Sierra Leone’s Youth: Improving Protections and Opportunities


Principal Investigator:
Theresa Betancourt, Assistant Professor of Child Health and Human Rights

Department of Global Health and Population/ Francois Xavier Bagnoud Center for Health and Human Rights

Dates of Research:
April 18, 2008 — August 31, 2008

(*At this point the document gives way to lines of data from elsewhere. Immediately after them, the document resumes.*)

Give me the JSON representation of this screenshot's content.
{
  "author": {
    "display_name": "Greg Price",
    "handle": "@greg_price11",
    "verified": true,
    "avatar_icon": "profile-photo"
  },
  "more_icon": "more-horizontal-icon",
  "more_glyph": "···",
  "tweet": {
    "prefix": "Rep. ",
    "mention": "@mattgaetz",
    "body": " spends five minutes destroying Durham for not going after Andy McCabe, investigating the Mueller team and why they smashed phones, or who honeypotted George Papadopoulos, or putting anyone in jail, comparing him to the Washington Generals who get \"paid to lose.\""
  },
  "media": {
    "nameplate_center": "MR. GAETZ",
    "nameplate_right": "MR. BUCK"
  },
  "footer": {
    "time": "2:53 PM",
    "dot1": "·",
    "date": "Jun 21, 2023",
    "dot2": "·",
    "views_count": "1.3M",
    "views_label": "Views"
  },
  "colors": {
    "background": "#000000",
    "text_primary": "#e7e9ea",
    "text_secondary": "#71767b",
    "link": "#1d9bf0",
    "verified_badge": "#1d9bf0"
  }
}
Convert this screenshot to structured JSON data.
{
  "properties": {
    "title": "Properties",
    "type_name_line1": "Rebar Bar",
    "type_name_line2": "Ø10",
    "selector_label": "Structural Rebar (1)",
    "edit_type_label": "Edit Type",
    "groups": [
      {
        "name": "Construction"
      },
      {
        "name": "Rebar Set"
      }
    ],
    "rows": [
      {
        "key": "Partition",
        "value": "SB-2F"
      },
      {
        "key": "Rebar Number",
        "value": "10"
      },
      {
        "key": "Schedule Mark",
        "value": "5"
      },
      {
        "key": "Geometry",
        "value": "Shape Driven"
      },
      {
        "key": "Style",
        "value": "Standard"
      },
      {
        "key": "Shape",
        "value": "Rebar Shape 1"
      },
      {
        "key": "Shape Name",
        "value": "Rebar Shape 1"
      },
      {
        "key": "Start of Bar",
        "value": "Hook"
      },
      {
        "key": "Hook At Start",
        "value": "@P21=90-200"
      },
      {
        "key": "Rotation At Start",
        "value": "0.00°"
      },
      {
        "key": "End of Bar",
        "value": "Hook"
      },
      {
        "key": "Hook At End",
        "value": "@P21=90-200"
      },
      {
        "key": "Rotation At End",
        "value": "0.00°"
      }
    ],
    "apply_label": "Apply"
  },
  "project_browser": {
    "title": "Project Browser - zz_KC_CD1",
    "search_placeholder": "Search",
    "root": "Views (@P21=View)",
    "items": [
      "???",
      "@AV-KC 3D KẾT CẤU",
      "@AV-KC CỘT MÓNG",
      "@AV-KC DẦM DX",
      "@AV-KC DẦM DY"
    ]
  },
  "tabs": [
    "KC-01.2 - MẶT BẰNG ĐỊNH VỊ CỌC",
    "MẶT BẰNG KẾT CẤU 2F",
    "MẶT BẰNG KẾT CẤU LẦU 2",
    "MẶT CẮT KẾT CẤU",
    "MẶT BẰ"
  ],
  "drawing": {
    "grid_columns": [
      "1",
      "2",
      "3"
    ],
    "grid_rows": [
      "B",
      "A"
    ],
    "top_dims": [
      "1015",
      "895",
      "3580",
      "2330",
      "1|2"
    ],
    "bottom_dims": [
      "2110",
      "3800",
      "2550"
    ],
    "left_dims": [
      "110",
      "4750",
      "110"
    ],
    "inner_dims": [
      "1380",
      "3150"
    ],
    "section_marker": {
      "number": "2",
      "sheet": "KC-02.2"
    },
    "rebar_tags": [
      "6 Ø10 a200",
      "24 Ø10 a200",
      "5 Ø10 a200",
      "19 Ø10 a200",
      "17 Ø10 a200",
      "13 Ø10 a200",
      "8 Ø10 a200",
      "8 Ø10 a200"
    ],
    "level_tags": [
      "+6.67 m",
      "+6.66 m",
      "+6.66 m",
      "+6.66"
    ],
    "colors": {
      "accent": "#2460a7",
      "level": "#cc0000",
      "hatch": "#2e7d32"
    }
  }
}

The case of former child soldiers and war-affected youth in Sierra Leone represents a tragic failure of the transition from emergency response to sustainable service delivery and policy reform. During the country’s civil war, from 1991-2002, over 15,000 children were forced to fight on the frontlines or to serve the fighting forces in other capacities. Some of these children were successfully reintegrated after the war, but others continue to face social stigma, poor education and employment prospects, and serious mental health consequences. This study will complete a longitudinal study of a cohort of former child soldiers in Sierra Leone previously studied by the PI in 2002 and 2004. The longitudinal data collected will utilize surveys, in-depth qualitative interviews and focus groups. They will re-interview the original adolescent sample (who received DDR services), along with a comparison group of youth who reintegrated with no formal intervention and caregivers. In phase II the findings will be disseminated to key stakeholders in the social services for war affected youth. This study will add to earlier findings regarding risk and protective factors that can be targeted by interventions, showing for the first time what the long term effects of child soldiering are on young girls and boys. It will also provide the objective evidence necessary to reinvigorate policy initiatives aimed at serving war-affected youth in Sierra Leone, preventing further social and psychological problems caused by exposure to violence, including involvement in future conflict.